Submit Data |  Help |  Video Tutorials |  News |  Publications |  FTP Download |  REST API |  Citing RGD |  Contact   

Characterization of a new animal model of metabolic syndrome: the DahlS.Z-Lepr(fa)/Lepr(fa) rat.

Authors: Hattori, T  Murase, T  Ohtake, M  Inoue, T  Tsukamoto, H  Takatsu, M  Kato, Y  Hashimoto, K  Murohara, T  Nagata, K 
Citation: Hattori T, etal., Nutr Diabetes. 2011 Jan 31;1:e1. doi: 10.1038/nutd.2010.1.
Pubmed: (View Article at PubMed) PMID:23154293
DOI: Full-text: DOI:10.1038/nutd.2010.1

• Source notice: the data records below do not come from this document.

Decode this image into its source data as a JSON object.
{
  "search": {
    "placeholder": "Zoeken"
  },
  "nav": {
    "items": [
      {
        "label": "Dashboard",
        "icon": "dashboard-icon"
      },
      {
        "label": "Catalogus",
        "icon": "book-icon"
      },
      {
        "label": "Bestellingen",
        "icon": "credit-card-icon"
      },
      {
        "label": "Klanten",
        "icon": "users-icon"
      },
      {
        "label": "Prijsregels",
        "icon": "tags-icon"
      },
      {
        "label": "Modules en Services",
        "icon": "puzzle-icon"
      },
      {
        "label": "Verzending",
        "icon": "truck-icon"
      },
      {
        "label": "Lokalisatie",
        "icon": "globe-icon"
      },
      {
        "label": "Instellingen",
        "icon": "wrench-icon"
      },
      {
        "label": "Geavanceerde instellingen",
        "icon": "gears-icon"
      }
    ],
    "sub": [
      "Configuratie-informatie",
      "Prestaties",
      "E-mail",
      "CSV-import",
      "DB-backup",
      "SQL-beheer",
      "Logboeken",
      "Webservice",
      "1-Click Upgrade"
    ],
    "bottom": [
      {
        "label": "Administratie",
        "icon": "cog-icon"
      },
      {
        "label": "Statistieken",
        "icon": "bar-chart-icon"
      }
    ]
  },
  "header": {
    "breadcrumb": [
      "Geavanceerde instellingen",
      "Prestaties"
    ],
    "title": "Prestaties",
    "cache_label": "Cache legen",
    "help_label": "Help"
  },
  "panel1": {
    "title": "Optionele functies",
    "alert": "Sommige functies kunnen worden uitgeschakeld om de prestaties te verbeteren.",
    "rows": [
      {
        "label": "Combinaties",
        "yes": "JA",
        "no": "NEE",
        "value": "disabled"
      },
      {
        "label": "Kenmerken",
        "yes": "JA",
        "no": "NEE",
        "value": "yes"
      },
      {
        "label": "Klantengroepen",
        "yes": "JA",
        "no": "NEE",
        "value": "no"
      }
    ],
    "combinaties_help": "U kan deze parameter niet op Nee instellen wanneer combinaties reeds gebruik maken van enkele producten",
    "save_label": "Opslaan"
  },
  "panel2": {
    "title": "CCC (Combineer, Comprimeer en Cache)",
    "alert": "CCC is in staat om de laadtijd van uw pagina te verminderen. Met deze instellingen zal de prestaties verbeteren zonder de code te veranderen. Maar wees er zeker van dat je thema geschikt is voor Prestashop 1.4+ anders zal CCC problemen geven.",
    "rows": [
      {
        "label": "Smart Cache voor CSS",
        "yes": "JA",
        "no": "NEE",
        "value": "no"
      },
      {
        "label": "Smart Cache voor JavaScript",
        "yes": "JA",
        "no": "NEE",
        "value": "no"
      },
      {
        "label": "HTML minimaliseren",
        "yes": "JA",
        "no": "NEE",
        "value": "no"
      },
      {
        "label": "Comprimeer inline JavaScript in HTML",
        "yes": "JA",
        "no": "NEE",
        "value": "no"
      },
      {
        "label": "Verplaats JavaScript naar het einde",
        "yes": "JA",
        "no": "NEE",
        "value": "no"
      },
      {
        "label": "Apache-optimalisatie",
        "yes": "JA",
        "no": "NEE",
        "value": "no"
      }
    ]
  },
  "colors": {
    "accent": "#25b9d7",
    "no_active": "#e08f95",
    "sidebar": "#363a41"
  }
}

OBJECTIVE: The DahlS.Z-Lepr(fa)/Lepr(fa) (DS/obese) rat strain was established from a cross between Dahl salt-sensitive rats and Zucker fatty (fa/fa) rats, the latter of which harbor a missense mutation in the leptin receptor gene (Lepr). We examined whether DS/obese rats might be a suitable animal model of metabolic syndrome in humans.
METHODS: The systemic pathophysiological and metabolic characteristics of DS/obese rats were determined and compared with those of homozygous lean littermates, namely, DahlS.Z-Lepr(+)/Lepr(+) (DS/lean) rats.
RESULTS: Systolic blood pressure was higher in DS/obese rats fed a normal diet than in DS/lean rats at 11 weeks of age and thereafter. The survival rate of DS/obese rats was significantly lower than that of DS/lean rats at 18 weeks. Body weight, visceral and subcutaneous fat mass, as well as heart, kidney and liver weights, were increased in DS/obese rats at 18 weeks compared with DS/lean rats. Serum low-density lipoprotein (LDL)-cholesterol, triglyceride and insulin concentrations, as well as the ratio of LDL-cholesterol to high-density lipoprotein-cholesterol levels, were increased in DS/obese rats, whereas serum glucose concentration did not differ significantly between DS/obese and DS/lean rats. Creatinine clearance was decreased and urinary protein content was increased in DS/obese rats, which also manifested lipid accumulation in the liver and elevation of serum alanine aminotransferase levels.
CONCLUSION: These results show that the phenotype of DS/obese rats is similar to that of humans with metabolic syndrome, and that these animals may thus be an appropriate model for this condition.

Annotation

Disease Annotations
Phenotype Annotations
Experimental Data Annotations
Objects Annotated

Additional Information

 
CRRD Object Information
CRRD ID: 13432147
Created: 2017-09-21
Species: All species
Last Modified: 2017-09-21
Status: ACTIVE



NHLBI Logo

RGD is funded by grant HL64541 from the National Heart, Lung, and Blood Institute on behalf of the NIH.